[ABOUT THIS TASK]: Please set down the data word for word; images do not go in the copy.

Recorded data
::::::::::

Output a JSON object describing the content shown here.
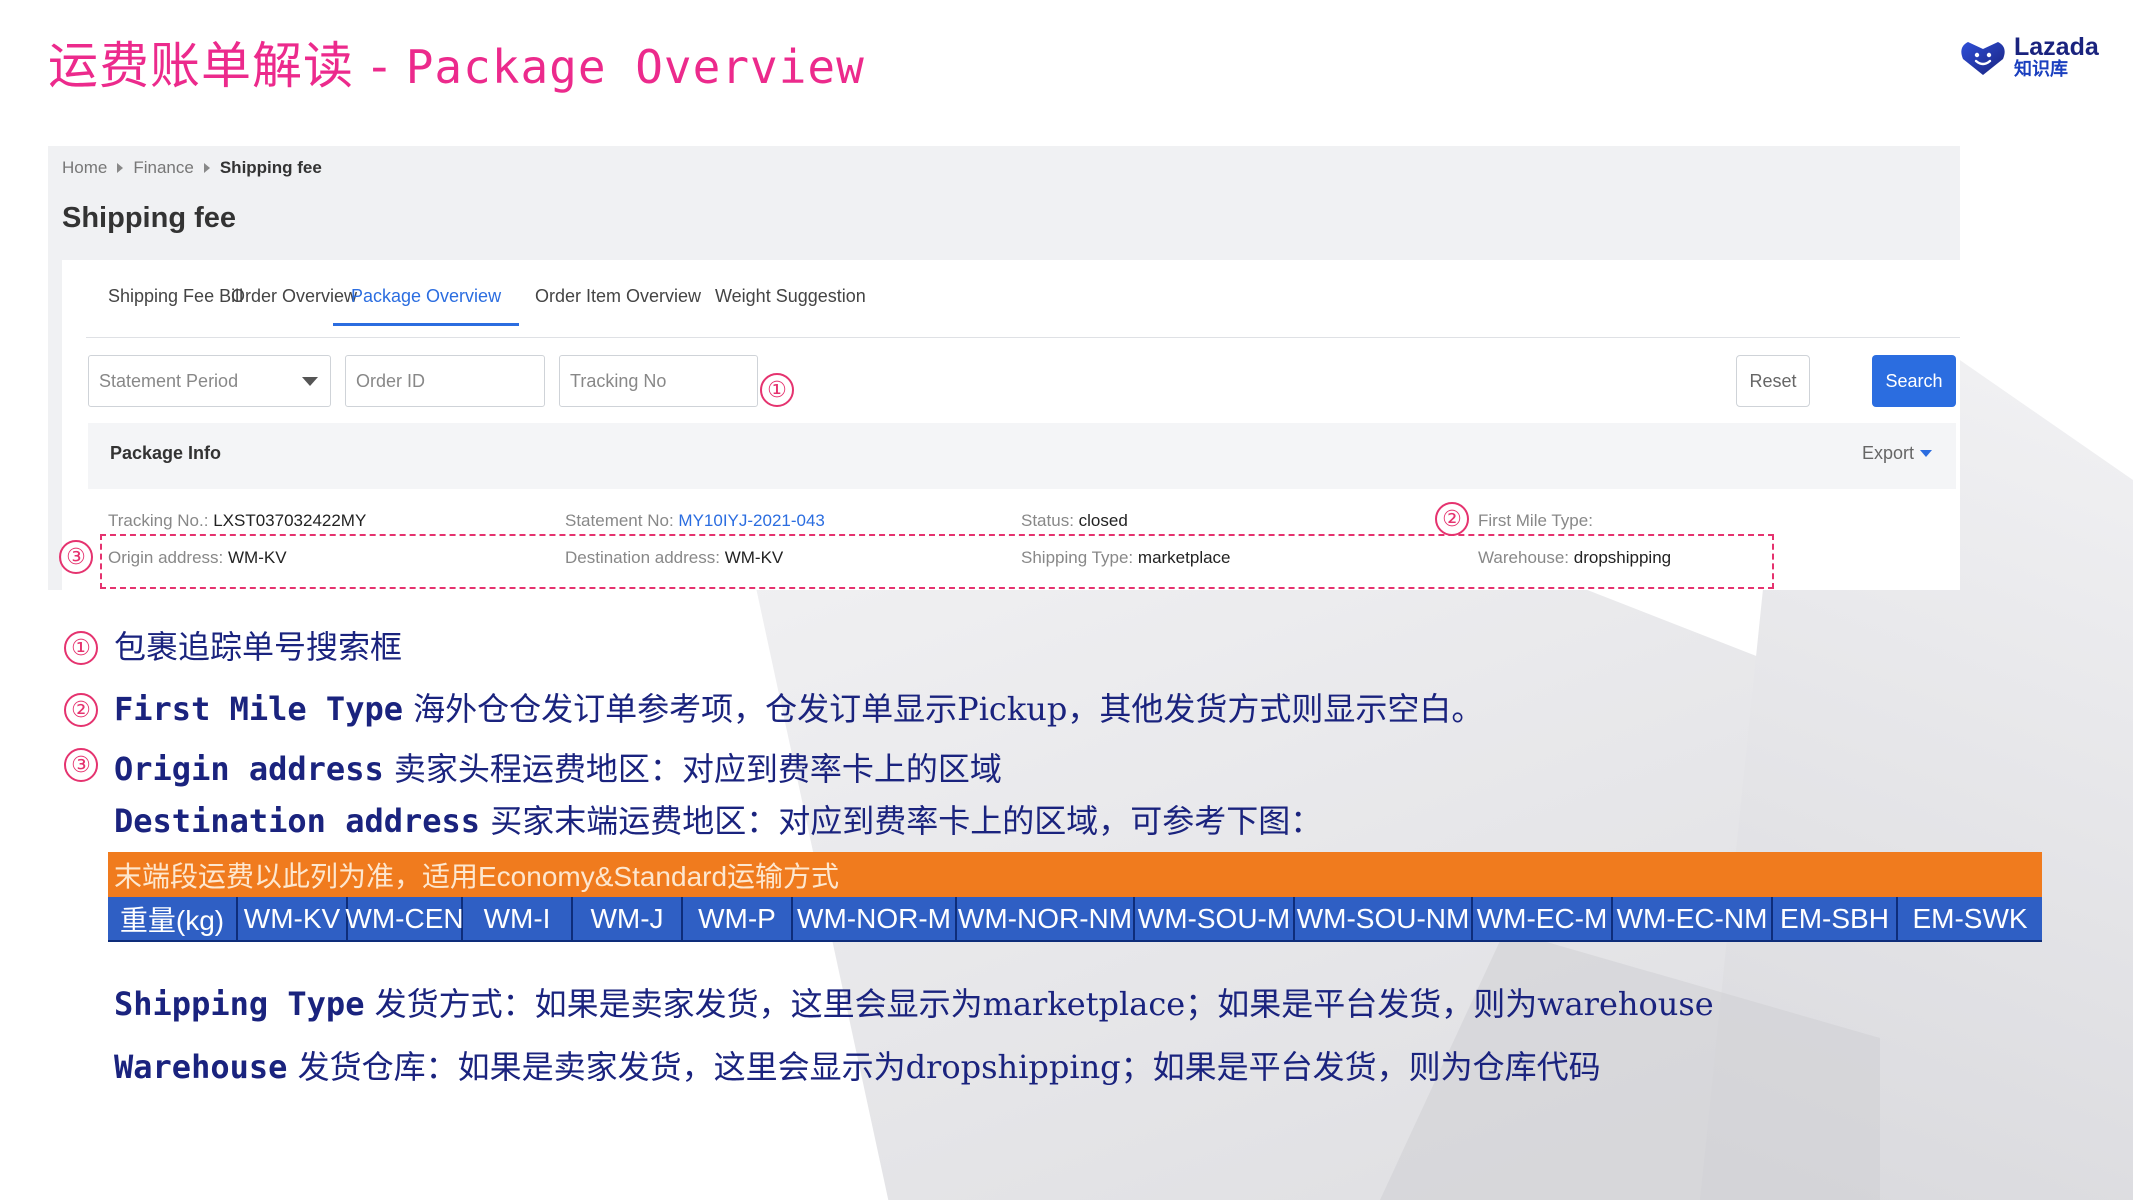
{
  "slide": {
    "title_cn": "运费账单解读 - ",
    "title_en": "Package Overview",
    "brand_name": "Lazada",
    "brand_sub": "知识库"
  },
  "breadcrumb": [
    "Home",
    "Finance",
    "Shipping fee"
  ],
  "page_title": "Shipping fee",
  "tabs": [
    {
      "label": "Shipping Fee Bill",
      "active": false
    },
    {
      "label": "Order Overview",
      "active": false
    },
    {
      "label": "Package Overview",
      "active": true
    },
    {
      "label": "Order Item Overview",
      "active": false
    },
    {
      "label": "Weight Suggestion",
      "active": false
    }
  ],
  "filters": {
    "statement_period": "Statement Period",
    "order_id": "Order ID",
    "tracking_no": "Tracking No"
  },
  "buttons": {
    "reset": "Reset",
    "search": "Search",
    "export": "Export"
  },
  "markers": [
    "①",
    "②",
    "③"
  ],
  "package_info": {
    "title": "Package Info",
    "rows": [
      [
        {
          "key": "Tracking No.:",
          "value": "LXST037032422MY"
        },
        {
          "key": "Statement No:",
          "value": "MY10IYJ-2021-043"
        },
        {
          "key": "Status:",
          "value": "closed"
        },
        {
          "key": "First Mile Type:",
          "value": ""
        }
      ],
      [
        {
          "key": "Origin address:",
          "value": "WM-KV"
        },
        {
          "key": "Destination address:",
          "value": "WM-KV"
        },
        {
          "key": "Shipping Type:",
          "value": "marketplace"
        },
        {
          "key": "Warehouse:",
          "value": "dropshipping"
        }
      ]
    ]
  },
  "notes": {
    "n1": "包裹追踪单号搜索框",
    "n2_key": "First Mile Type",
    "n2_text": "海外仓仓发订单参考项，仓发订单显示Pickup，其他发货方式则显示空白。",
    "n3_key": "Origin address",
    "n3_text": "卖家头程运费地区：对应到费率卡上的区域",
    "n4_key": "Destination address",
    "n4_text": "买家末端运费地区：对应到费率卡上的区域，可参考下图：",
    "n5_key": "Shipping Type",
    "n5_text": "发货方式：如果是卖家发货，这里会显示为marketplace；如果是平台发货，则为warehouse",
    "n6_key": "Warehouse",
    "n6_text": "发货仓库：如果是卖家发货，这里会显示为dropshipping；如果是平台发货，则为仓库代码"
  },
  "rate_card": {
    "header": "末端段运费以此列为准，适用Economy&Standard运输方式",
    "columns": [
      "重量(kg)",
      "WM-KV",
      "WM-CEN",
      "WM-I",
      "WM-J",
      "WM-P",
      "WM-NOR-M",
      "WM-NOR-NM",
      "WM-SOU-M",
      "WM-SOU-NM",
      "WM-EC-M",
      "WM-EC-NM",
      "EM-SBH",
      "EM-SWK"
    ]
  },
  "colors": {
    "title": "#ec2a8c",
    "accent": "#2b6de0",
    "annotation": "#e5336f",
    "note_text": "#1a237e",
    "rate_header": "#f07b1e",
    "rate_row": "#2f5fc4"
  }
}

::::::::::

[PROBLEM SOLUTION]:
Output a JSON object describing the content shown here.
{
  "slide": {
    "title_cn": "运费账单解读 - ",
    "title_en": "Package Overview",
    "brand_name": "Lazada",
    "brand_sub": "知识库"
  },
  "breadcrumb": [
    "Home",
    "Finance",
    "Shipping fee"
  ],
  "page_title": "Shipping fee",
  "tabs": [
    {
      "label": "Shipping Fee Bill",
      "active": false
    },
    {
      "label": "Order Overview",
      "active": false
    },
    {
      "label": "Package Overview",
      "active": true
    },
    {
      "label": "Order Item Overview",
      "active": false
    },
    {
      "label": "Weight Suggestion",
      "active": false
    }
  ],
  "filters": {
    "statement_period": "Statement Period",
    "order_id": "Order ID",
    "tracking_no": "Tracking No"
  },
  "buttons": {
    "reset": "Reset",
    "search": "Search",
    "export": "Export"
  },
  "markers": [
    "①",
    "②",
    "③"
  ],
  "package_info": {
    "title": "Package Info",
    "rows": [
      [
        {
          "key": "Tracking No.:",
          "value": "LXST037032422MY"
        },
        {
          "key": "Statement No:",
          "value": "MY10IYJ-2021-043"
        },
        {
          "key": "Status:",
          "value": "closed"
        },
        {
          "key": "First Mile Type:",
          "value": ""
        }
      ],
      [
        {
          "key": "Origin address:",
          "value": "WM-KV"
        },
        {
          "key": "Destination address:",
          "value": "WM-KV"
        },
        {
          "key": "Shipping Type:",
          "value": "marketplace"
        },
        {
          "key": "Warehouse:",
          "value": "dropshipping"
        }
      ]
    ]
  },
  "notes": {
    "n1": "包裹追踪单号搜索框",
    "n2_key": "First Mile Type",
    "n2_text": "海外仓仓发订单参考项，仓发订单显示Pickup，其他发货方式则显示空白。",
    "n3_key": "Origin address",
    "n3_text": "卖家头程运费地区：对应到费率卡上的区域",
    "n4_key": "Destination address",
    "n4_text": "买家末端运费地区：对应到费率卡上的区域，可参考下图：",
    "n5_key": "Shipping Type",
    "n5_text": "发货方式：如果是卖家发货，这里会显示为marketplace；如果是平台发货，则为warehouse",
    "n6_key": "Warehouse",
    "n6_text": "发货仓库：如果是卖家发货，这里会显示为dropshipping；如果是平台发货，则为仓库代码"
  },
  "rate_card": {
    "header": "末端段运费以此列为准，适用Economy&Standard运输方式",
    "columns": [
      "重量(kg)",
      "WM-KV",
      "WM-CEN",
      "WM-I",
      "WM-J",
      "WM-P",
      "WM-NOR-M",
      "WM-NOR-NM",
      "WM-SOU-M",
      "WM-SOU-NM",
      "WM-EC-M",
      "WM-EC-NM",
      "EM-SBH",
      "EM-SWK"
    ]
  },
  "colors": {
    "title": "#ec2a8c",
    "accent": "#2b6de0",
    "annotation": "#e5336f",
    "note_text": "#1a237e",
    "rate_header": "#f07b1e",
    "rate_row": "#2f5fc4"
  }
}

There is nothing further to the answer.